The community’s reaction to the latest turn of events suggests that there is some way to go when it comes to racial equality too. While a presumption of innocence is enshrined in our legal system, there is little reason to believe that Evra is lying – the FA charge suggests the body believes his account too – or that Ferdinand uncertain about what he did (or apparently did not) say to Terry.

The FA is likely to set a very high bar for proof, keen as the body is to avoid all controversy. It takes genuine strength of will an authority to sit in judgement; something the governing body has long since lost. But now, more than ever, is the time for the body to truly govern our game.

Cretin Blatter talks sense on debt

Ed April 2, 2010 Tags: , Opinion 2 comments

FIFA President Sepp Blatter has hit out at debt ridden Premier League clubs, accusing chairmen of stockpiling players and spending money they don’t have. The FIFA supremo warned of financial over-commitment in England, although the scandal-hit FIFA President struggles to talk with credibility on the matter.

Blatter, never reticent in being critical of the English game, told CNN International that rich benefactors such as Roman Abramovich at Chelsea and Sheikh Mansour at Manchester City are the reason not all English clubs are in debt.

“I think something is wrong here with the Premier League, to let a club go into administration, this is not good.” said the 74-year-old FIFA president.

“They have two clubs in the Premier League who are not in debt. Why? Because they have two sponsors and they have taken away the debt. These clubs are Chelsea and Manchester City.

“All the others, even the big Manchester [United], the big Manchester I think they are just able to pay the interest of their debt but there are clubs that are not even able to pay the interest of their debt. This is not correct, this is not good.

“And these clubs, why are they in debt? Because they pay too high salaries to their players, they spend more money than they have.”

It’s a fair point, although Blatter has little credibility on the matter as President of an organisation that lost $100 million after the collapse of marketing partner ISL prior to the 2002 World Cup in Japan and Korea.

The FIFA president allegedly tried to cover-up the scandal by dismissing former protegé Michel Zen-Ruffinen prior to the tournament. Zen-Ruffinen had led a task-force looking into financial mismanagement within the organisation.

In 1998 Blatter attempted to bribe delegates during the FIFA Presidential election, according to Farra Ado, vice-president of the CAF and president of the Somalian football association, although the charge was not conclusively proven.

FIFA has also consistently failed to impose financial regulation on clubs, while stockpiling huge profits from its competitions such as the World Cup, Club World Cup and Gold Cup. Yet Blatter claims this is not an area in which the organisation can help.

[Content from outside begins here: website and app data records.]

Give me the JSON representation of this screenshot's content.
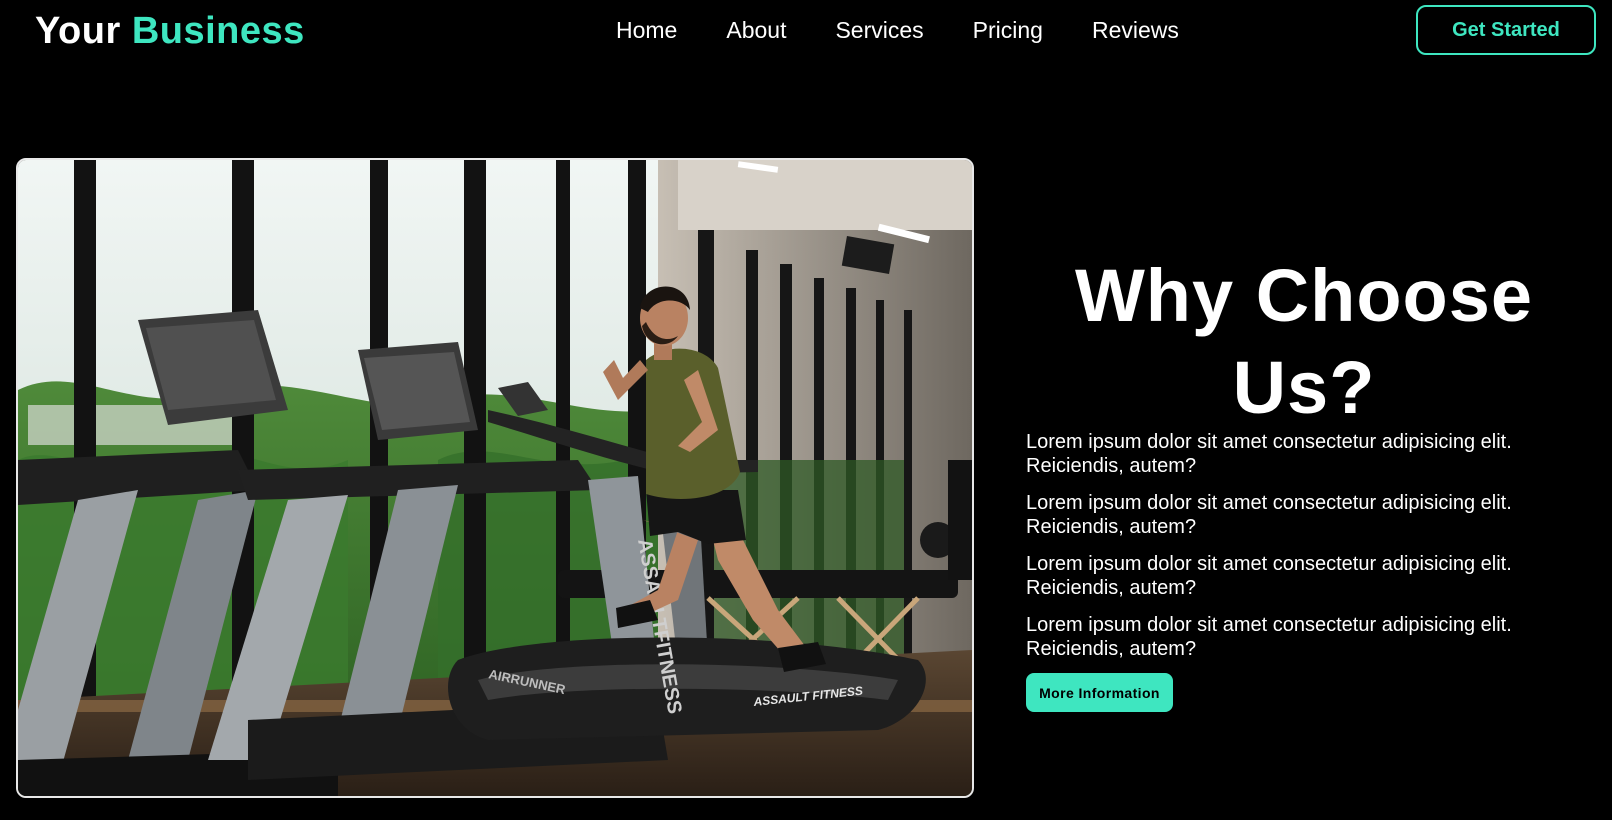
{
  "brand": {
    "word1": "Your",
    "word2": "Business",
    "accent_color": "#3ee6c0"
  },
  "nav": {
    "items": [
      {
        "label": "Home"
      },
      {
        "label": "About"
      },
      {
        "label": "Services"
      },
      {
        "label": "Pricing"
      },
      {
        "label": "Reviews"
      }
    ],
    "cta_label": "Get Started"
  },
  "hero": {
    "image": "gym-treadmill-photo",
    "heading": "Why Choose Us?",
    "points": [
      "Lorem ipsum dolor sit amet consectetur adipisicing elit. Reiciendis, autem?",
      "Lorem ipsum dolor sit amet consectetur adipisicing elit. Reiciendis, autem?",
      "Lorem ipsum dolor sit amet consectetur adipisicing elit. Reiciendis, autem?",
      "Lorem ipsum dolor sit amet consectetur adipisicing elit. Reiciendis, autem?"
    ],
    "button_label": "More Information",
    "treadmill_brand": "ASSAULTFITNESS",
    "treadmill_model": "AIRRUNNER",
    "treadmill_base_logo": "ASSAULT FITNESS"
  }
}
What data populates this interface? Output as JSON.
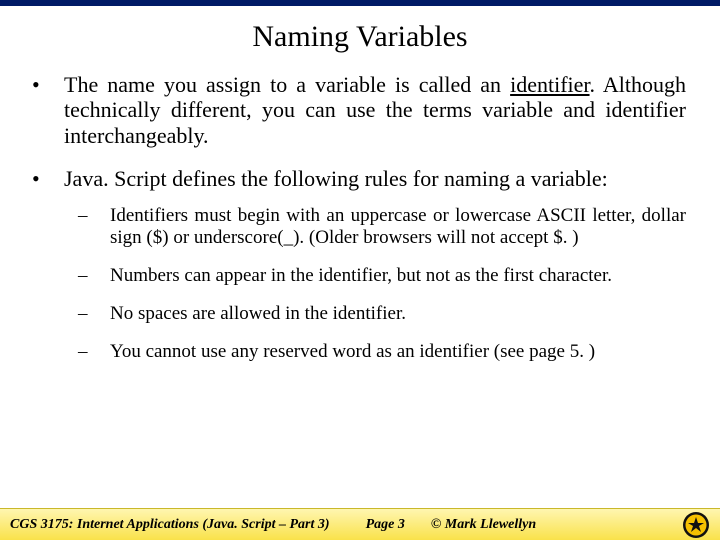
{
  "title": "Naming Variables",
  "bullets": [
    {
      "text_pre": "The name you assign to a variable is called an ",
      "underlined": "identifier",
      "text_post": ". Although technically different, you can use the terms variable and identifier interchangeably."
    },
    {
      "text": "Java. Script defines the following rules for naming a variable:",
      "sub": [
        "Identifiers must begin with an uppercase or lowercase ASCII letter, dollar sign ($) or underscore(_).  (Older browsers will not accept $. )",
        "Numbers can appear in the identifier, but not as the first character.",
        "No spaces are allowed in the identifier.",
        "You cannot use any reserved word as an identifier (see page 5. )"
      ]
    }
  ],
  "footer": {
    "course": "CGS 3175: Internet Applications (Java. Script – Part 3)",
    "page": "Page 3",
    "copyright": "© Mark Llewellyn"
  }
}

“This is not a question where FIFA can intervene because it is economy, it is the responsibility of the national association members in FIFA to make sure their clubs are in good order,” added the FIFA chief.

“In France it is a governmental decree that they have there. In Germany 51% ownership of the club must be German, in Spain most of the clubs belong to the fans.”

“I think salary caps will not be accepted by any economic system especially not in the European Union but salary caps will automatically come in if you can agree to this principle that you cannot spend more money than your income. This would balance it definitely”

Where FIFA refuses to act UEFA has been less reticent. The organisation, spearheaded by Michel Platini, plans to bring in strict financial management rules for European Competitions, although these were recently pushed back by the powerful European Club Association.

The rules, which will see clubs who do not run a balanced financial ship barred from the Champions and Europa leagues, will come in by 2015.

Until then Blatter will continue to bark with very little bite.